fixed rate (frequency) just as in the PCM method. However, instead of
recording the volume or amplitude as an absolute number, as in PCM, the
DSD method measures and records how much the volume has changed since
the last measurement. If the signal is sampled fast enough, the amount
of change since the previous sample would be very small. The proposal
for DSD is for a sampling rate that's over 2 MHz (2 million times per
second). At this high speed the changes in signal strength can be
represented with one bit. DSD also compresses the data resulting in a
2:1 reduction. DSD will be able to provide a frequency response from DC
to 100 kHz with a dynamic range of 120 dB.
Digital Signal Processing. DSP can be used to create equalization, compression, etc. of a digital signal.
Digital Theater Systems. Multi-channel digital surround system that
encodes and decodes audio signals enhancing the fidelity of the signal
to produce high quality sound. It is used in some movie theatres and is
also available in some home theatre digital processors. (See also 5.1 Surround Sound)
An enhanced version of the 5.1 DTS system. Like Dolby's Surround EX, a
sixth channel is added. In some cases (DTS ES Discrete), the sixth
channel is discrete. Software is backwards-compatible with 5.1 systems,
but requires an ES or 6.1 processor to obtain additional benefit. Neo:6
is a subset of DTS ES that creates 6.1 from material with fewer
Television. Umbrella term used for the ATSC system that will eventually
replace our NTSC system in 2006. HDTV is a subset of the DTV system.
While the FCC does not recognize specific scan rates in the adopted DTV
system, typically accepted rates include 480i, 480p, 720p, and 1080i.
Dual / Double Voice Coil (DVC)
A voice coil with two windings, generally used in woofers. Each voice
coil can be connected to a stereo channel, or both voice coils can be
wired in parallel or series to a single channel.
known as the Digital Video Disc, though marketers unofficially refer to
it as the Digital Versatile Disc. DVD uses a 5-inch disc with anywhere
from 4.5 Gb (single layer, single-sided) to 17 Gb storage capacity
(double-layer, double sided). It uses MPEG2 compression to encode
720:480p resolution, full-motion video and Dolby Digital to encode 5.1
channels of discrete audio. The disc can also contain PCM, DTS, and
MPEG audio soundtracks and numerous other features. An audio-only

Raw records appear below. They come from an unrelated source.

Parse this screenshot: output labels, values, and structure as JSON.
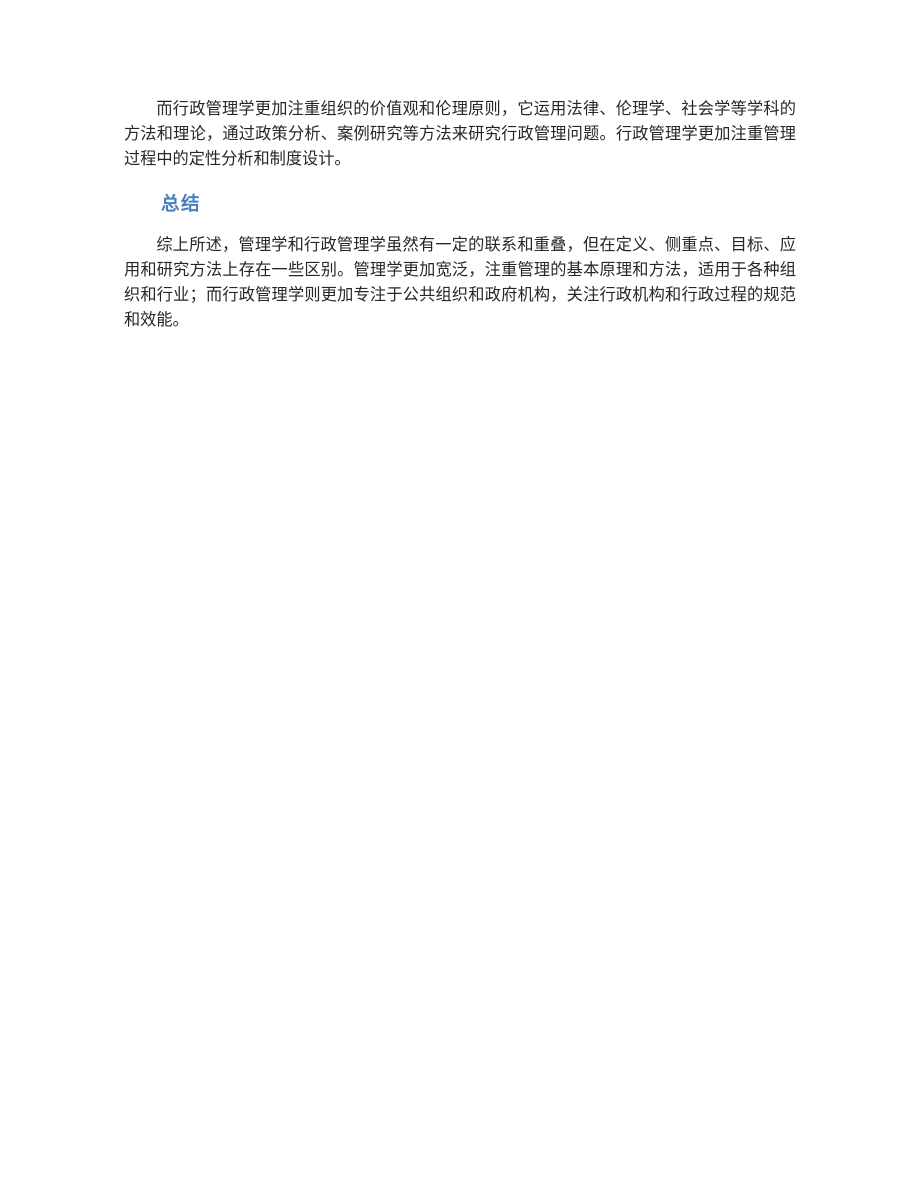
{
  "document": {
    "page_background": "#ffffff",
    "body_text_color": "#262626",
    "heading_color": "#4a7ebb",
    "blocks": [
      {
        "type": "paragraph",
        "name": "paragraph-public-administration-values",
        "text": "而行政管理学更加注重组织的价值观和伦理原则，它运用法律、伦理学、社会学等学科的方法和理论，通过政策分析、案例研究等方法来研究行政管理问题。行政管理学更加注重管理过程中的定性分析和制度设计。"
      },
      {
        "type": "heading",
        "name": "heading-summary",
        "text": "总结"
      },
      {
        "type": "paragraph",
        "name": "paragraph-summary-body",
        "text": "综上所述，管理学和行政管理学虽然有一定的联系和重叠，但在定义、侧重点、目标、应用和研究方法上存在一些区别。管理学更加宽泛，注重管理的基本原理和方法，适用于各种组织和行业；而行政管理学则更加专注于公共组织和政府机构，关注行政机构和行政过程的规范和效能。"
      }
    ]
  }
}
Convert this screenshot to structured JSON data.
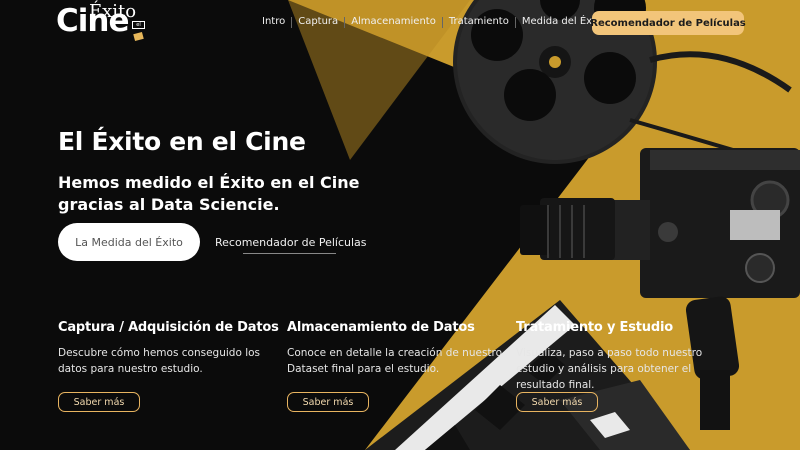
{
  "logo": {
    "big": "Cine",
    "small": "Éxito",
    "tag": "el"
  },
  "nav": {
    "items": [
      "Intro",
      "Captura",
      "Almacenamiento",
      "Tratamiento",
      "Medida del Éxito"
    ],
    "cta": "Recomendador de Películas"
  },
  "hero": {
    "title": "El Éxito en el Cine",
    "subtitle": "Hemos medido el Éxito en el Cine gracias al Data Sciencie.",
    "primary_button": "La Medida del Éxito",
    "secondary_link": "Recomendador de Películas"
  },
  "cards": [
    {
      "title": "Captura / Adquisición de Datos",
      "text": "Descubre cómo hemos conseguido los datos para nuestro estudio.",
      "button": "Saber más"
    },
    {
      "title": "Almacenamiento de Datos",
      "text": "Conoce en detalle la creación de nuestro Dataset final para el estudio.",
      "button": "Saber más"
    },
    {
      "title": "Tratamiento y Estudio",
      "text": "Visualiza, paso a paso todo nuestro estudio y análisis para obtener el resultado final.",
      "button": "Saber más"
    }
  ],
  "colors": {
    "accent": "#f2c57a",
    "background_yellow": "#c99b2c",
    "background_dark": "#0b0b0b"
  },
  "icons": [
    "film-reel-icon",
    "film-camera-icon",
    "clapperboard-icon"
  ]
}
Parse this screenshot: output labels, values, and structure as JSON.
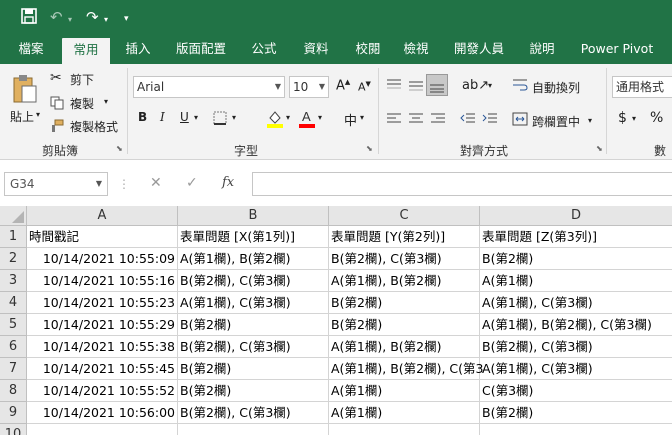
{
  "colors": {
    "accent": "#217346",
    "ribbon": "#f3f3f3"
  },
  "qat": {
    "save_icon": "save-icon",
    "undo_icon": "undo-icon",
    "redo_icon": "redo-icon",
    "customize_icon": "customize-qat-icon"
  },
  "tabs": [
    "檔案",
    "常用",
    "插入",
    "版面配置",
    "公式",
    "資料",
    "校閱",
    "檢視",
    "開發人員",
    "說明",
    "Power Pivot"
  ],
  "active_tab": "常用",
  "clipboard": {
    "paste": "貼上",
    "cut": "剪下",
    "copy": "複製",
    "format_painter": "複製格式",
    "group": "剪貼簿"
  },
  "font": {
    "name": "Arial",
    "size": "10",
    "bold": "B",
    "italic": "I",
    "underline": "U",
    "group": "字型",
    "phonetic": "中"
  },
  "alignment": {
    "wrap_text": "自動換列",
    "merge_center": "跨欄置中",
    "group": "對齊方式"
  },
  "number": {
    "format": "通用格式",
    "currency": "$",
    "percent": "%",
    "group": "數"
  },
  "formula_bar": {
    "name_box": "G34",
    "fx": "fx",
    "cancel": "✕",
    "enter": "✓"
  },
  "columns": [
    "A",
    "B",
    "C",
    "D"
  ],
  "rows": [
    [
      "時間戳記",
      "表單問題 [X(第1列)]",
      "表單問題 [Y(第2列)]",
      "表單問題 [Z(第3列)]"
    ],
    [
      "10/14/2021 10:55:09",
      "A(第1欄), B(第2欄)",
      "B(第2欄), C(第3欄)",
      "B(第2欄)"
    ],
    [
      "10/14/2021 10:55:16",
      "B(第2欄), C(第3欄)",
      "A(第1欄), B(第2欄)",
      "A(第1欄)"
    ],
    [
      "10/14/2021 10:55:23",
      "A(第1欄), C(第3欄)",
      "B(第2欄)",
      "A(第1欄), C(第3欄)"
    ],
    [
      "10/14/2021 10:55:29",
      "B(第2欄)",
      "B(第2欄)",
      "A(第1欄), B(第2欄), C(第3欄)"
    ],
    [
      "10/14/2021 10:55:38",
      "B(第2欄), C(第3欄)",
      "A(第1欄), B(第2欄)",
      "B(第2欄), C(第3欄)"
    ],
    [
      "10/14/2021 10:55:45",
      "B(第2欄)",
      "A(第1欄), B(第2欄), C(第3",
      "A(第1欄), C(第3欄)"
    ],
    [
      "10/14/2021 10:55:52",
      "B(第2欄)",
      "A(第1欄)",
      "C(第3欄)"
    ],
    [
      "10/14/2021 10:56:00",
      "B(第2欄), C(第3欄)",
      "A(第1欄)",
      "B(第2欄)"
    ],
    [
      "",
      "",
      "",
      ""
    ]
  ]
}
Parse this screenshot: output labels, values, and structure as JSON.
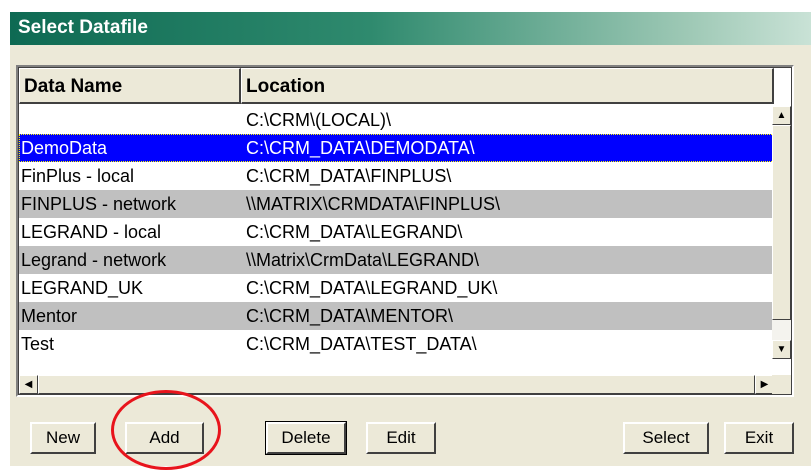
{
  "dialog": {
    "title": "Select Datafile"
  },
  "list": {
    "columns": [
      "Data Name",
      "Location"
    ],
    "rows": [
      {
        "name": "",
        "location": "C:\\CRM\\(LOCAL)\\",
        "style": "white"
      },
      {
        "name": "DemoData",
        "location": "C:\\CRM_DATA\\DEMODATA\\",
        "style": "selected"
      },
      {
        "name": "FinPlus - local",
        "location": "C:\\CRM_DATA\\FINPLUS\\",
        "style": "white"
      },
      {
        "name": "FINPLUS - network",
        "location": "\\\\MATRIX\\CRMDATA\\FINPLUS\\",
        "style": "gray"
      },
      {
        "name": "LEGRAND - local",
        "location": "C:\\CRM_DATA\\LEGRAND\\",
        "style": "white"
      },
      {
        "name": "Legrand - network",
        "location": "\\\\Matrix\\CrmData\\LEGRAND\\",
        "style": "gray"
      },
      {
        "name": "LEGRAND_UK",
        "location": "C:\\CRM_DATA\\LEGRAND_UK\\",
        "style": "white"
      },
      {
        "name": "Mentor",
        "location": "C:\\CRM_DATA\\MENTOR\\",
        "style": "gray"
      },
      {
        "name": "Test",
        "location": "C:\\CRM_DATA\\TEST_DATA\\",
        "style": "white"
      }
    ],
    "scroll_up_glyph": "▲",
    "scroll_down_glyph": "▼",
    "scroll_left_glyph": "◀",
    "scroll_right_glyph": "▶"
  },
  "buttons": {
    "new": "New",
    "add": "Add",
    "delete": "Delete",
    "edit": "Edit",
    "select": "Select",
    "exit": "Exit"
  },
  "colors": {
    "selection": "#0000ff",
    "annotation_circle": "#e8141c",
    "title_bar": "#0e6a53"
  }
}
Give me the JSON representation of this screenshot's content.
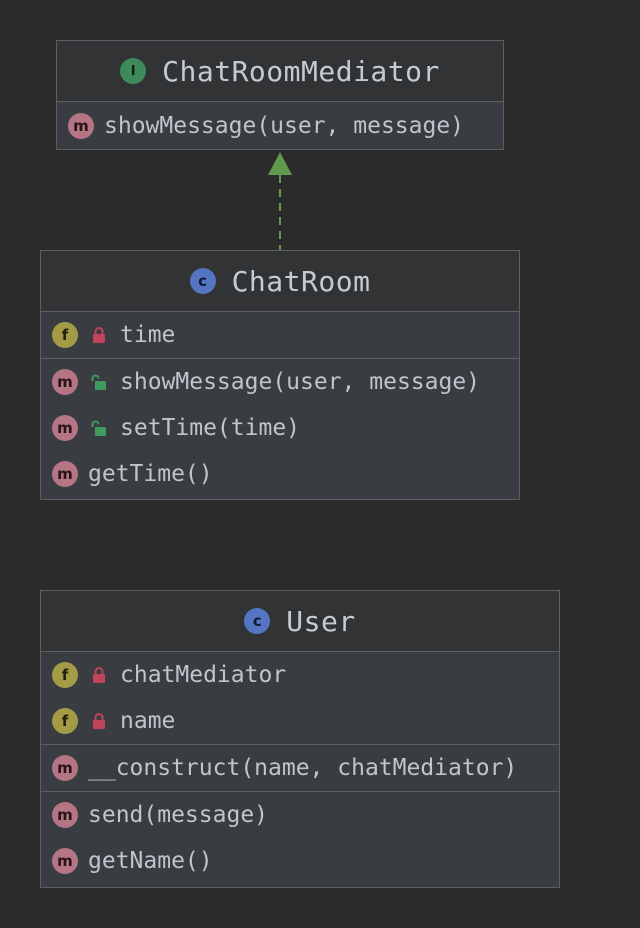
{
  "classes": {
    "mediator": {
      "name": "ChatRoomMediator",
      "badge": "I",
      "methods": [
        {
          "badge": "m",
          "label": "showMessage(user, message)"
        }
      ]
    },
    "chatroom": {
      "name": "ChatRoom",
      "badge": "c",
      "fields": [
        {
          "badge": "f",
          "visibility": "private-lock-icon",
          "label": "time"
        }
      ],
      "methods": [
        {
          "badge": "m",
          "visibility": "public-unlock-icon",
          "label": "showMessage(user, message)"
        },
        {
          "badge": "m",
          "visibility": "public-unlock-icon",
          "label": "setTime(time)"
        },
        {
          "badge": "m",
          "label": "getTime()"
        }
      ]
    },
    "user": {
      "name": "User",
      "badge": "c",
      "fields": [
        {
          "badge": "f",
          "visibility": "private-lock-icon",
          "label": "chatMediator"
        },
        {
          "badge": "f",
          "visibility": "private-lock-icon",
          "label": "name"
        }
      ],
      "constructors": [
        {
          "badge": "m",
          "label": "__construct(name, chatMediator)"
        }
      ],
      "methods": [
        {
          "badge": "m",
          "label": "send(message)"
        },
        {
          "badge": "m",
          "label": "getName()"
        }
      ]
    }
  },
  "colors": {
    "background": "#2b2b2b",
    "box": "#393c40",
    "header": "#313335",
    "border": "#5b5f64",
    "interface_badge": "#3f8a5a",
    "class_badge": "#5475c2",
    "method_badge": "#b57585",
    "field_badge": "#a39b45",
    "private_lock": "#c0435a",
    "public_lock": "#3f9a5e",
    "realization_arrow": "#5f9a4f"
  }
}
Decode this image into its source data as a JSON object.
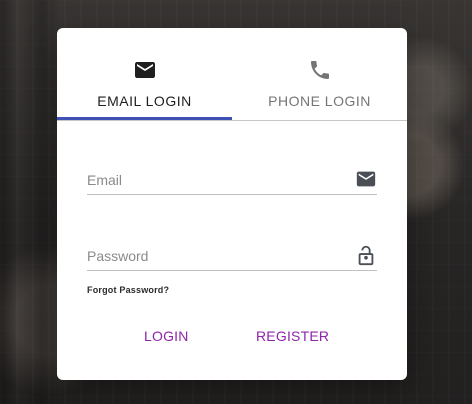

version, DVD-A uses MLP to encode six channels of 24-bit/96-kHz audio.
DVD Audio (DVD-A)
An audio standard for high quality audio recorded on DVD's that exceed
the capacity and quality of CD's. An DVD-Audio disk is capable of
recording audio with frequencies up to 96Khz (compared to CD's at
20kHz) and with a dynamic range of up to 144dB (compared to CD's 96dB).
DVD-Audio supports multi-channel recordings.
Digital Visual Interface. Connection standard developed by Intel for
connecting computers to digital monitors such as flat panels and DLP
projectors. A consumer electronics version, not necessarily compatible
with the PC version, is used as a connection standard for HDTV tuners
and displays. Transmits an uncompressed digital signal to the display.
The latter version uses HDCP copy protection to prevent unauthorized
copying. (See also HDMI
The ability of an audio device to respond to musical peaks. For
example, an amplifier may only be capable of a sustained 100 watts, but
may be able to achieve peaks of 200 watts for the fraction of a second
required for an intense, quick sound. In this example the dynamic
headroom would equal 3 db.
The range between the loudest and the softest sounds that are in a
piece of music, or that can be reproduced by a piece of audio equipment
without distortion (a ratio expressed in decibels). In speech, the
range rarely exceeds 40 dB; in music, it is greatest in orchestral
works, where the range may be as much as 75 dB.
Vertically symmetrical driver array. Typically consists of a tweeter
mounted between two woofers. Creates a more-vertically directional
sound with evenly spaced lobes in the off-axis response when compared
with asymmetrical driver arrays.